LITTLE ROCK, Ark. (AP) - Former Sen. John Danforth said Wednesday that the political influence of evangelical Christians is hurting the Republican Party and dividing the country.

Danforth, a Missouri Republican and an Episcopal priest, commented after meeting with students at the Bill Clinton School of Public Service, a graduate branch of the University of Arkansas on the grounds of the Clinton presidential library.

``I think that the Republican Party fairly recently has been taken over by the Christian conservatives, by the Christian right,'' he said in an interview. ``I don't think that this is a permanent condition, but I think this has happened, and that it's divisive for the country.''

He also said the evangelical Christian influence would be bad for the party in the long run.

Republican National Committee spokeswoman Tracy Schmitt declined to comment on Danforth's remarks.

Danforth, who recently served as ambassador to the United Nations, made similar criticism of the party in an opinion article published by the New York Times in June. In that article, he called for religious moderates to take part in public life.


Like I said, ain't gonna happen, unless Bush completely gives in.

Nominee:

Patrick Fitzgerald

No Danforth, eh? How about Ashcroft?

I think some folks at the WH may be a little pissed at him over that Fitzgerald thingee I think I read something about.

I pick Fitz, too. Emmett Fitzhume.

Easterbrook would make a good choice. For Bush, I mean. He's part of a stable of conservative but solid judges who have been stalled in place by the insane game that SCOTUS nominations have become. Like Posner and Kozinski.

Hell, at this point, I expect Bush to come out swaying drunk, claw at a microphone and bellow, "I'm pickin' Shaq!"

I think he should pick "The RZA, The GZA, U-GOD, Inspecta Deck, Ghostface Killa........THE WU-TANG CLAAAAAN!"

Ornstein thinks it's going to be Greta VanSusteren.

That's exactly why it SHOULD be Danforth if he wants an anti-abortion person.

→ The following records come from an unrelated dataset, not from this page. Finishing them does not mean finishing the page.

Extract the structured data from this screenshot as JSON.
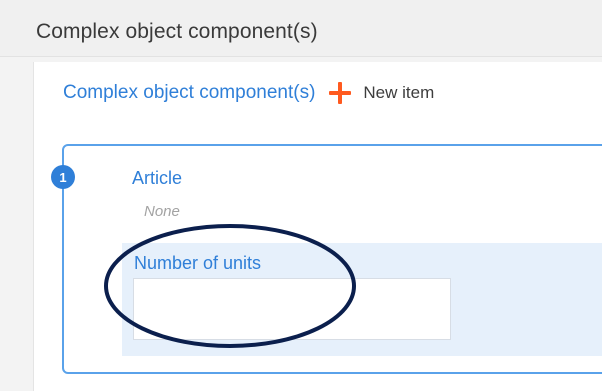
{
  "section": {
    "title": "Complex object component(s)"
  },
  "list": {
    "title": "Complex object component(s)",
    "new_item_label": "New item"
  },
  "item": {
    "number": "1",
    "article_label": "Article",
    "article_value": "None",
    "units_label": "Number of units",
    "units_value": ""
  },
  "colors": {
    "accent": "#2f7fd8",
    "plus": "#ff5a1f",
    "highlight": "#e6f0fb",
    "annotation": "#0b1f4d"
  },
  "icons": {
    "new_item": "plus-icon"
  }
}
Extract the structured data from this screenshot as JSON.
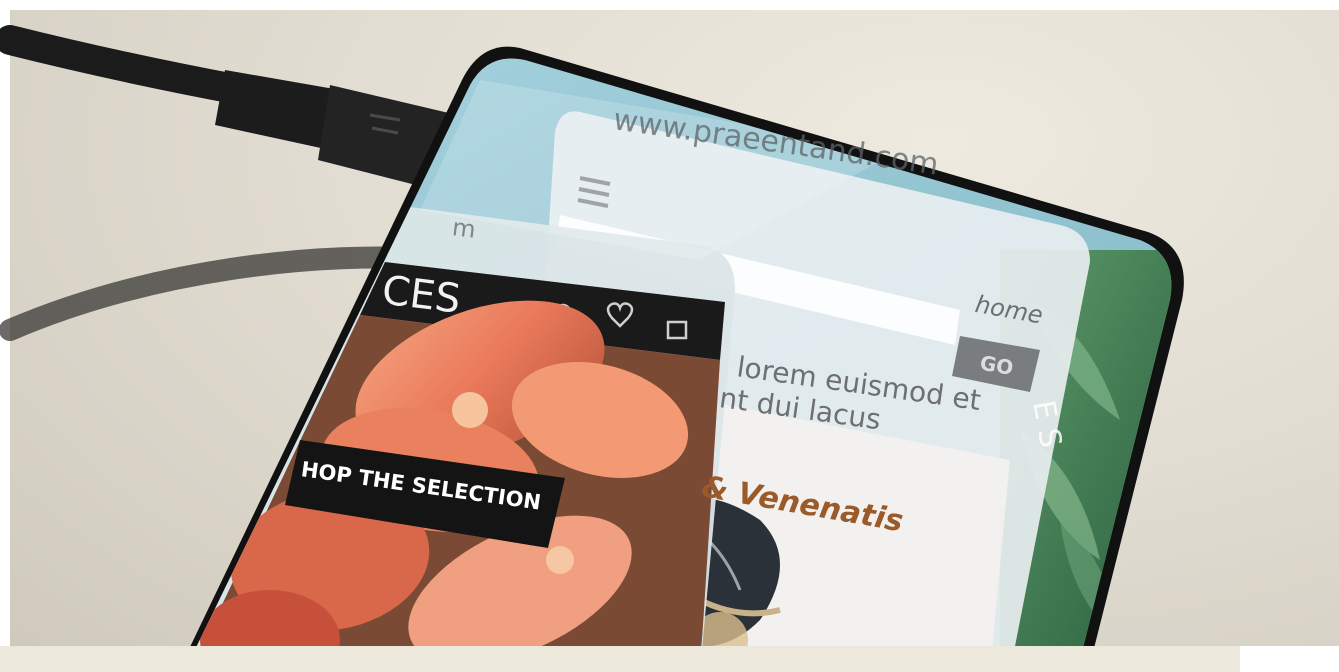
{
  "photo": {
    "subject": "phone-with-transparent-browser-screens",
    "colors": {
      "background": "#e4e0d6",
      "cable": "#1b1b1b",
      "phone_frame": "#111111",
      "screen_tint": "#9ccbd6",
      "flower": "#ef8a64",
      "leaf": "#3a7a4e"
    }
  },
  "back_window": {
    "url_text": "www.praeentand.com",
    "nav_link": "home",
    "go_button": "GO",
    "body_line_1": "lorem euismod et",
    "body_line_2": "nt dui lacus",
    "heading": "& Venenatis",
    "side_text": "E S"
  },
  "front_window": {
    "tab_fragment": "m",
    "brand_fragment": "CES",
    "cta_label": "HOP THE SELECTION"
  }
}
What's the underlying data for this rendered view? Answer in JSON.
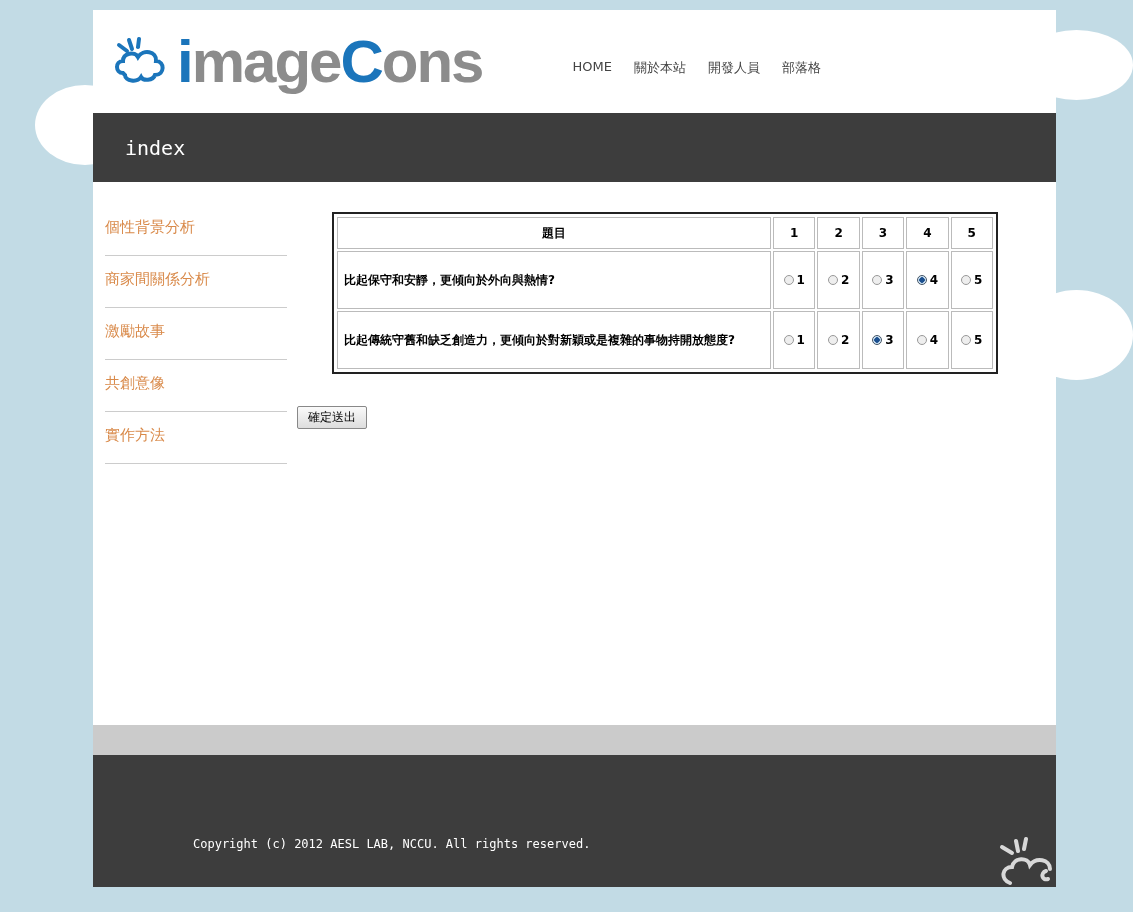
{
  "logo": {
    "parts": [
      {
        "text": "i",
        "accent": true
      },
      {
        "text": "mage",
        "accent": false
      },
      {
        "text": "C",
        "accent": true
      },
      {
        "text": "ons",
        "accent": false
      }
    ]
  },
  "nav": [
    {
      "label": "HOME"
    },
    {
      "label": "關於本站"
    },
    {
      "label": "開發人員"
    },
    {
      "label": "部落格"
    }
  ],
  "page_title": "index",
  "sidebar": {
    "items": [
      {
        "label": "個性背景分析"
      },
      {
        "label": "商家間關係分析"
      },
      {
        "label": "激勵故事"
      },
      {
        "label": "共創意像"
      },
      {
        "label": "實作方法"
      }
    ]
  },
  "table": {
    "columns": [
      "題目",
      "1",
      "2",
      "3",
      "4",
      "5"
    ],
    "rows": [
      {
        "question": "比起保守和安靜，更傾向於外向與熱情?",
        "options": [
          {
            "label": "1",
            "selected": false
          },
          {
            "label": "2",
            "selected": false
          },
          {
            "label": "3",
            "selected": false
          },
          {
            "label": "4",
            "selected": true
          },
          {
            "label": "5",
            "selected": false
          }
        ]
      },
      {
        "question": "比起傳統守舊和缺乏創造力，更傾向於對新穎或是複雜的事物持開放態度?",
        "options": [
          {
            "label": "1",
            "selected": false
          },
          {
            "label": "2",
            "selected": false
          },
          {
            "label": "3",
            "selected": true
          },
          {
            "label": "4",
            "selected": false
          },
          {
            "label": "5",
            "selected": false
          }
        ]
      }
    ]
  },
  "submit_button": "確定送出",
  "footer": {
    "copyright": "Copyright (c) 2012 AESL LAB, NCCU. All rights reserved."
  }
}
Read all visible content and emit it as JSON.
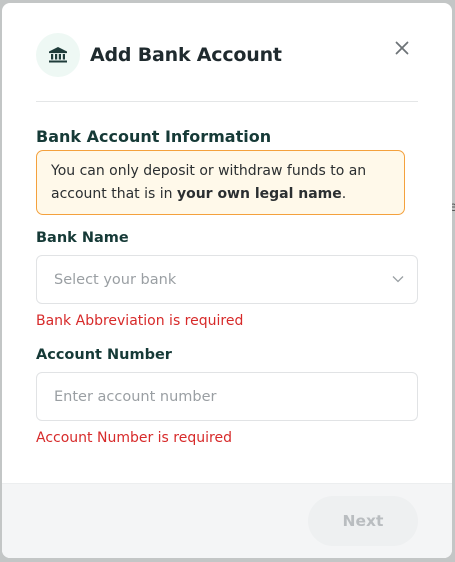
{
  "modal": {
    "title": "Add Bank Account",
    "header_icon": "bank-icon",
    "close_icon": "close-icon"
  },
  "section": {
    "title": "Bank Account Information"
  },
  "notice": {
    "text_before": "You can only deposit or withdraw funds to an account that is in ",
    "text_bold": "your own legal name",
    "text_after": "."
  },
  "bank_name": {
    "label": "Bank Name",
    "placeholder": "Select your bank",
    "value": "",
    "error": "Bank Abbreviation is required"
  },
  "account_number": {
    "label": "Account Number",
    "placeholder": "Enter account number",
    "value": "",
    "error": "Account Number is required"
  },
  "footer": {
    "next_label": "Next"
  },
  "colors": {
    "accent": "#163a37",
    "error": "#d72a2a",
    "notice_border": "#f4a13d",
    "notice_bg": "#fff9ea"
  }
}
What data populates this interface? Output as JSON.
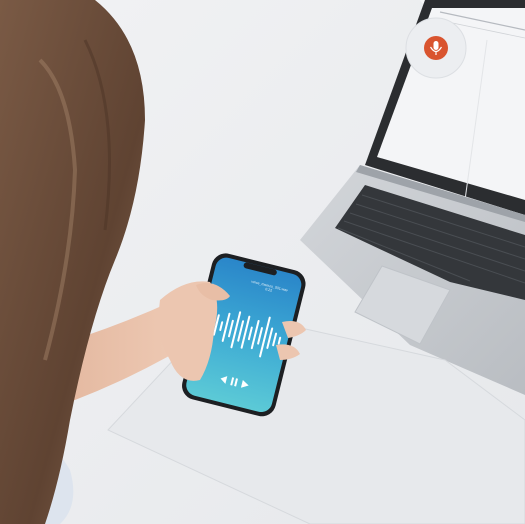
{
  "photo": {
    "subject": "woman recording voice on a smartphone next to a laptop",
    "colors": {
      "desk": "#f3f4f6",
      "wall": "#eceef1",
      "hair": "#6e4f3c",
      "skin": "#ecc6b0",
      "sleeve": "#dfe6ef",
      "laptop_body": "#c9cdd2",
      "laptop_screen": "#f4f5f7",
      "phone_gradient_top": "#2c8fcf",
      "phone_gradient_bottom": "#58c8d4",
      "mic_button": "#d9542f",
      "paper": "#e9ebee"
    }
  },
  "phone": {
    "status_lines": [
      "voice_memos_001.wav",
      "0:22"
    ]
  },
  "icons": {
    "mic": "microphone-icon",
    "rewind": "rewind-icon",
    "pause": "pause-icon",
    "play": "play-icon"
  }
}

If Bush is smart, he will pick one of the smart economic conservatives because it will please the federalists and the business community, and not embarass the Senate. That takes care of all three of the most important constituencies. On the other hand, that argument assumes facts not in evidence.

Bush seems to have an inordinate need to feel "comfortable" with nominees for positions that are in other parts of town and will outlast him. Bizarre.

Frum I think it was on Hardball was saying he ought to appoint someone who had the intellectual heft of a Breyer or Ginsburg, otherwise it was an embarassment. He even said go with the equivalent of a Breyer--brillant but not extreme. There are such people. But at a time when he may be losing Rove and, for all practical purposes, Cheney, who will be preoccupied with his own and his Chief of Staff's problems, can Bush do what is smart? Can he even understand what that is?

Emmet Fitzhume would be instantly unmasked by investigative reporter Irwin M. Fletcher, who is whom I thought you meant at first.

Pat Robertson was for Miers.

Jerry Falwell was for Miers.

And as we all know, James Dobson was for Miers.

No, no, no. They weren't "for" Miers. They were just passively not opposing her. In Wingnuttia, that's a death sentence.

These people speak in code. The wingnuts would have known if their fundie leaders were actually "for" Miers.

They weren't. Here's an example. Read closely:

Dobson Admits Doubt -- Focus Founder Questioning Early Endorsement of Miers

You've got to think in wingnuttian if you're going to understand what happens in their world.

Sun Tzu: "Know thy enemy and know thyself, find naught in fear for 100 battles. Know thyself but not thy enemy, find level of loss and victory. Know thy enemy but not thyself, wallow in defeat everytime."

The comments to this entry are closed.

Where We Met

Blog powered by Typepad